Keyworth made his comments at the National Press Club, where he released a report from the Aeronautical Policy Review Committee proposing national goals for research and development of future civil and military aircraft.
Space Shuttle Research
In addition to supersonic technology, the 16-member committee, which represents industry, government and academia, said the nation should concentrate its research on a next generation of the space shuttle that could use conventional runways, maneuver at the fringe of the atmosphere and ascend into space orbit with little additional effort.
And it said the government should strive to develop affordable and quieter subsonic civilian and military aircraft with increased fuel efficiency and access to smaller airports.
In the supersonic area, Keyworth said, technological improvements in aerodynamics, engine efficiency, noise abatement and lightweight materials could lead to an aircraft carrying 600 passengers at speeds of nearly 2,500 m.p.h., for distances of 5,500 miles and with three times the fuel efficiency of current supersonic aircraft.
"Although this Administration has made no commitment to a supersonic transport, we are laying the groundwork . . . in the fundamental technologies essential for any future efforts in supersonic flight," he said.
Travel to Far East
The report noted that in addition to advances in technology, U.S. trade with the Pacific community has grown more than 75% in the past six years, increasing the need for fast, long-range transportation. New technologies could help make the United States and East Asia only five travel hours apart, the report said.
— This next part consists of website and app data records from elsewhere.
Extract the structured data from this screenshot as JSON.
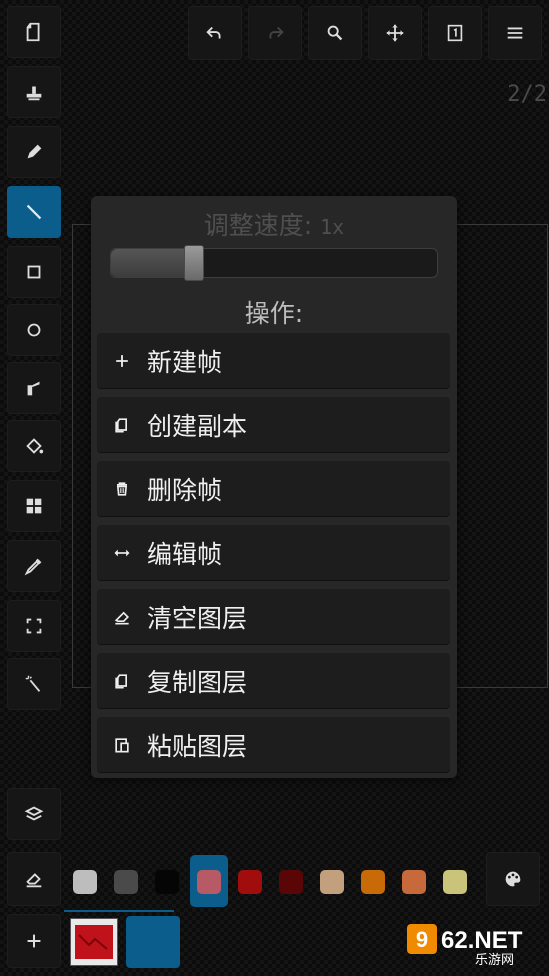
{
  "header": {
    "page_indicator": "2/2"
  },
  "dialog": {
    "speed_label": "调整速度:",
    "speed_value": "1x",
    "speed_slider_fraction": 0.25,
    "ops_title": "操作:",
    "actions": [
      {
        "label": "新建帧",
        "icon": "plus-icon"
      },
      {
        "label": "创建副本",
        "icon": "duplicate-icon"
      },
      {
        "label": "删除帧",
        "icon": "trash-icon"
      },
      {
        "label": "编辑帧",
        "icon": "move-horizontal-icon"
      },
      {
        "label": "清空图层",
        "icon": "eraser-icon"
      },
      {
        "label": "复制图层",
        "icon": "copy-icon"
      },
      {
        "label": "粘贴图层",
        "icon": "paste-icon"
      }
    ]
  },
  "palette": {
    "colors": [
      "#bdbdbd",
      "#4a4a4a",
      "#050505",
      "#b85a66",
      "#a10d0d",
      "#5a0606",
      "#c2a07e",
      "#c86a08",
      "#c66a3b",
      "#c9c47a"
    ],
    "selected_index": 3
  },
  "colors": {
    "accent": "#0b5d8c",
    "panel": "#272727",
    "button": "#1d1d1d"
  },
  "watermark": {
    "brand": "962.NET",
    "sub": "乐游网"
  }
}
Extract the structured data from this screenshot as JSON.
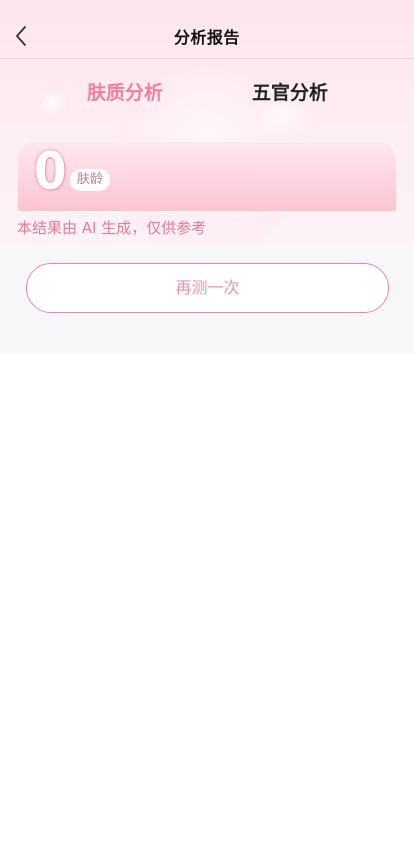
{
  "header": {
    "title": "分析报告",
    "back_icon": "chevron-left-icon"
  },
  "tabs": [
    {
      "label": "肤质分析",
      "active": true
    },
    {
      "label": "五官分析",
      "active": false
    }
  ],
  "skin_age": {
    "value": "0",
    "label": "肤龄"
  },
  "disclaimer": "本结果由 AI 生成，仅供参考",
  "actions": {
    "retest_label": "再测一次"
  },
  "colors": {
    "accent": "#ef7fa0",
    "hero_bg": "#fde6ec",
    "section_bg": "#f7f7f9",
    "button_border": "#e889aa"
  }
}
With these developments, Keyworth added, "the supersonic transport could be commercially attractive today and highly competitive."
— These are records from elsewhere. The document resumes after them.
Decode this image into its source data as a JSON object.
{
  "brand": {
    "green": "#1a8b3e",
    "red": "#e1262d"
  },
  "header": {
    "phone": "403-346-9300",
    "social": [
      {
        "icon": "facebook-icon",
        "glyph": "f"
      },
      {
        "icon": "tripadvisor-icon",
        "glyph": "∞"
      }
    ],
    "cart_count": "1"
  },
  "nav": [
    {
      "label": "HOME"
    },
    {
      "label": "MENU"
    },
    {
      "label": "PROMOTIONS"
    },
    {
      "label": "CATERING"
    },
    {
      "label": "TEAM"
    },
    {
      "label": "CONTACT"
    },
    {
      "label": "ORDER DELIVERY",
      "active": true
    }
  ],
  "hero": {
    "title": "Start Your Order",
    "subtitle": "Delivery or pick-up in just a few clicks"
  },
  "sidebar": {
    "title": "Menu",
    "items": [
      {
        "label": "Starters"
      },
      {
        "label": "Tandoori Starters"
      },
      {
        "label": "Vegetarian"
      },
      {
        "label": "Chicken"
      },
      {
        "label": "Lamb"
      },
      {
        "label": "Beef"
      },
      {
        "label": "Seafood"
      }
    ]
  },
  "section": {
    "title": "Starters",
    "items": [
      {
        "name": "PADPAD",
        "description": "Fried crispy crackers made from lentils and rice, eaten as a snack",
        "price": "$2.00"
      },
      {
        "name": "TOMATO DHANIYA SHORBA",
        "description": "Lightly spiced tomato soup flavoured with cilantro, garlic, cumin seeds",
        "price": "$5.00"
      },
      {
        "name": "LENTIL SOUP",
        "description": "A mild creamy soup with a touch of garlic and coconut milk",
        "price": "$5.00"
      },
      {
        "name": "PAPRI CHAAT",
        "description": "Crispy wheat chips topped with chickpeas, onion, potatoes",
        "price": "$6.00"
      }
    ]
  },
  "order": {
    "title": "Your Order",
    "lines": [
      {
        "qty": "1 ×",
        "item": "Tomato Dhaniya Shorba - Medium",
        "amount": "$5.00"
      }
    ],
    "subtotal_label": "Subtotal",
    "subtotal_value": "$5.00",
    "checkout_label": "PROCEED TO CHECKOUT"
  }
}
He also defended this nation's decision to end its supersonic transport program in 1971, saying that "technology available at that time could not support a commercially viable venture. . . . I think we took the right step then, and I think we're proposing to develop the means to take the right step in the future."
U.S. Advantage Slipping
Keyworth noted that while aircraft technology has been moving extremely rapidly in recent years, the margin of U.S. technological advantage has narrowed dramatically.
"In light of the growing foreign competition in aviation, as well as the very real constraints on resources available for research and development, we have to make certain that our research objectives are visionary and reach out to long-range, high-payoff areas," he said.
Keyworth also applauded the meshing of military and commercial technology and encouraged a close linkage between the nation's universities and private industry as well as cooperative efforts and joint ventures between companies.